President Joe Biden issued executive orders in 2021 establishing a government-wide approach to climate-related financial risks. In response, the Employee Benefits Security Administration (EBSA), the employee benefits division of the U.S. Department of Labor (DOL), requested public comments in February 2022 on specific actions to protect workers’ retirement savings from financial risks related to climate change. Comments were due no later than May 16, 2022.

EBSA received over 130 comments, many from retirement industry groups, which echoed concerns raised by sponsors of employee benefit plans regulated by the Employee Retirement Income Security Act (ERISA). Both groups expressed frustration with EBSA’s action on environmental, social, and governmental (ESG) issues and the potential for these issues to place more burdens on plan sponsors. The comments reflect that receiving clarity and guidance from DOL on whether ESG issues can be material to ERISA fiduciary decision-making would be helpful. Still, the overall reaction to EBSA’s request for comments was negative.

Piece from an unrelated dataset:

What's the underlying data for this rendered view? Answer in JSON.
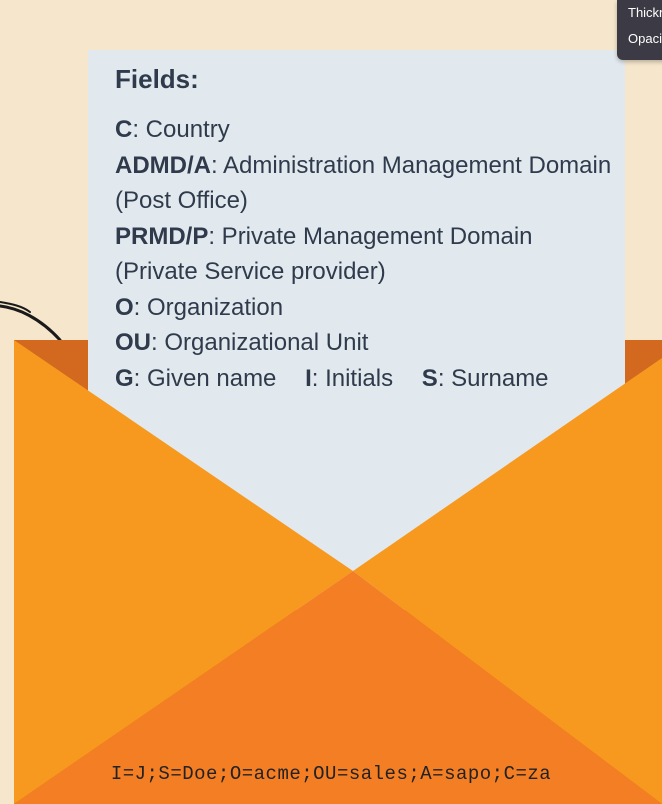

There are four major takeaways from EBSA’s collection of public comments on its potential responses to climate-related financial risks.

  • EBSA Has Not Committed to Any Rulemaking

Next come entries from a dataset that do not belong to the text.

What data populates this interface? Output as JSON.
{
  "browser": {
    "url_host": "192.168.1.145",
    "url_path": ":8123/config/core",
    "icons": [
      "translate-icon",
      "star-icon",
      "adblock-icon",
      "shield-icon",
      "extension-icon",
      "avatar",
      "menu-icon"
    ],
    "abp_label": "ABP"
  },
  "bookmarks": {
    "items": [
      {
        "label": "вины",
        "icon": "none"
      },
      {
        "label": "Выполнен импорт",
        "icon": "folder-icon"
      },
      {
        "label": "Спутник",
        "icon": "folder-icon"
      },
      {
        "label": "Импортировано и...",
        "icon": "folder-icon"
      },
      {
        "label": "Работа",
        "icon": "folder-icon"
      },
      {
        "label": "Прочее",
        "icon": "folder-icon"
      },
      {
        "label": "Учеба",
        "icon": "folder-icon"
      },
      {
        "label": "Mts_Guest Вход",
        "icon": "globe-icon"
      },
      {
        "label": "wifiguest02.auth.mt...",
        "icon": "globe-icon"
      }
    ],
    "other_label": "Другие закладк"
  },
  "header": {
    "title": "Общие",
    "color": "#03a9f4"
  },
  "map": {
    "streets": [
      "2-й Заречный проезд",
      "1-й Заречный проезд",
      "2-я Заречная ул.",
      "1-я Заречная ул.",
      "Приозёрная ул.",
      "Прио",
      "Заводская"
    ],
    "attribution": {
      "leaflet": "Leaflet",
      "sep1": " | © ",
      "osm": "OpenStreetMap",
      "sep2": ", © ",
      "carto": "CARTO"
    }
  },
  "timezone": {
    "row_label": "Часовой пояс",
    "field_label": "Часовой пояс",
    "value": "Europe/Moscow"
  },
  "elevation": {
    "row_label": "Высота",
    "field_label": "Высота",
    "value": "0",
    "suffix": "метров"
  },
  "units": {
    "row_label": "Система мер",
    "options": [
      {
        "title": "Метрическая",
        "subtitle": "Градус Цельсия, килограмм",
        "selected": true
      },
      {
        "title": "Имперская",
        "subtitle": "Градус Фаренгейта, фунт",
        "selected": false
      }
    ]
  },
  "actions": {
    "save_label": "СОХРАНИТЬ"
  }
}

Despite its request for comments, EBSA has not committed to any rulemaking on this issue in the future. Several industry groups expressed major concerns about EBSA rulemaking that potentially would unduly burden and interfere with the administration of retirement plans.

  • Plan Fiduciaries Concerned About Solely Focusing on Climate Risk

The focus of regulators on any single issue, such as climate-related risks, raises important questions for ERISA plan sponsors, as their fiduciary duty under ERISA requires them to reduce overall risk. Placing more emphasis on climate-related financial risk over other risk factors could jeopardize the performance of their fiduciary duty under ERISA.

  • Financial Industry Groups Urge EBSA to Limit Regulations to ERISA and Coordinate with SEC

Financial industry groups opined that to the extent EBSA does take any regulatory action on climate risk, it should focus on ERISA and coordinate with the U.S. Securities and Exchange Commission (SEC), which recently proposed new rules on climate risk disclosure for public companies. The U.S. Chamber of Commerce also maintained that EBSA had no authority to require additional reporting requirements of plans.

  • ESG Rules Face Similar Opposition by Industry Groups

EBSA noted in its February RFI that public comments on its October 2021 proposal on ESG considerations in selecting retirement plan investments had closed. Many groups related their opposition to singling out climate change back to their opposition to the ESG proposal. For example, ERIC, the large plan sponsor, told EBSA that it was “impossible” to separate the two actions Supporters of the ESG proposal also reiterated their support in their comments in response to the February RFI.